Cyd Ward, |
Between the Lines
I feel almost guilty, a little sad and a bit torn. I blame it completely on Cyd Ward's Between The Lines. It's a great album, with gorgeous lyrics and compelling instrumental work. I've played it four times in one night, and I'm still not entirely sure I like it.
Ward has a lovely voice, rich and clear, with a unique earthiness. Her guitar work could warrant an album itself, providing both a clear canvas for the elaborate lyrics of Ward's songs and great emotional color that doesn't distract from the vocals. The lyrics are consistently poetic, without getting so artistic they lose the story.
"What's It Like In Maine" opens the album with a flourish of hearty guitar and a story of regretful wandering. "Hey Tarzan" is clearly a message song, with symbolism aplenty. But while the words of the song strive for independence, the tune creates an atmosphere of fear and worry that undermines the attempted assertiveness of he song. "All Dressed Up" is one the best songs on the album, with a carefully neutral tone in its story of a woman's life through her dresses. The title song, "Between the Lines," a surprisingly unchallenging lovelorn breakup song, sounds almost dull between the near-perfect "All Dressed Up" and the angry shout of "Killing Time." Like "Hey Tarzan," "Killing Time" is a song trying to spread a message, and only partly successful. The run-on drumbeat of the lyrics creates the right atmosphere of anxiety.
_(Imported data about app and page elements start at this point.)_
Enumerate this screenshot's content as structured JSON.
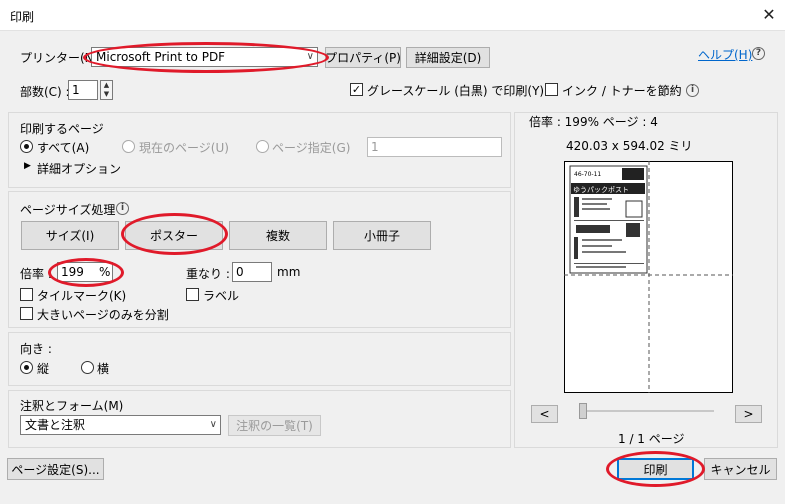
{
  "window": {
    "title": "印刷",
    "close": "✕"
  },
  "printer": {
    "label": "プリンター(N)",
    "value": "Microsoft Print to PDF",
    "properties": "プロパティ(P)",
    "advanced": "詳細設定(D)"
  },
  "help": {
    "label": "ヘルプ(H)",
    "icon": "?"
  },
  "copies": {
    "label": "部数(C) :",
    "value": "1"
  },
  "options": {
    "grayscale": "グレースケール (白黒) で印刷(Y)",
    "grayscale_checked": true,
    "ink_save": "インク / トナーを節約",
    "ink_save_checked": false
  },
  "pages": {
    "heading": "印刷するページ",
    "all": "すべて(A)",
    "current": "現在のページ(U)",
    "specify": "ページ指定(G)",
    "range_value": "1",
    "more_options": "詳細オプション"
  },
  "sizing": {
    "heading": "ページサイズ処理",
    "tabs": [
      "サイズ(I)",
      "ポスター",
      "複数",
      "小冊子"
    ],
    "scale_label": "倍率 :",
    "scale_value": "199",
    "scale_unit": "%",
    "overlap_label": "重なり :",
    "overlap_value": "0",
    "overlap_unit": "mm",
    "tile_marks": "タイルマーク(K)",
    "labels": "ラベル",
    "split_large": "大きいページのみを分割"
  },
  "orientation": {
    "heading": "向き :",
    "portrait": "縦",
    "landscape": "横"
  },
  "comments": {
    "heading": "注釈とフォーム(M)",
    "value": "文書と注釈",
    "summary_button": "注釈の一覧(T)"
  },
  "preview": {
    "scale_text": "倍率 : 199% ページ : 4",
    "dimensions": "420.03 x 594.02 ミリ",
    "label_code": "46-70-11",
    "label_brand": "ゆうパックポスト",
    "page_count": "1 / 1 ページ",
    "prev": "<",
    "next": ">"
  },
  "footer": {
    "page_setup": "ページ設定(S)...",
    "print": "印刷",
    "cancel": "キャンセル"
  },
  "colors": {
    "accent": "#0078d7",
    "annotation": "#e01a2a"
  }
}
The music tries hard for an urgent pace, but doesn't quite make it in spite of the drumbeat insistence of the words.
It's a shame so much of the album is devoted to lonesome reminiscence and heartbreak, because the more positive songs are wonderful. "The Minstrel" adds a soft Renaissance flavor to Ward's usual acoustic style, the recorder buoying up a hopeful story of magic found and lost, but still not out of reach. "Can We Make a Family" offers up a hopeful dream so fragile it could break at a word, while carrying the full strength of someone able to put their past mistakes behind them. Ward's voice is perfectly suited to this quiet moment of change, and the soaring notes of the recorder set the right contrasting note to shy guitar. "Fear of Heights" is a perfect mix of the fear and exhilaration that come with new love and has a great country rock sound that's downright electric after the lonesome acoustic offerings that cover the rest of the album.
However powerful, the hopeful notes on Between the Lines can't hold up against the flow of loss, heartbreak and faded dreams. Whether it's the loss of a love in ""Maybe I Will" or the loss of hope and future in "Knights" and "Sonny's Dream," the litany of disappointment and grief is overwhelming. The closing "Next Time," with its view of time as "pain that never ends and pleasures that never last," pulls the whole album into focus, and it's a rather depressed one.
Between The Lines is so sad and lonely that I want to tuck it in a blanket and give it chocolates until it feels better. I'm not sure I enjoy feeling sorry for music, even when it's beautiful and seductive as this. But if you're feeling lost and lonesome yourself and looking for some sympathy, I can't think of a kinder and more graceful companion than Between The Lines.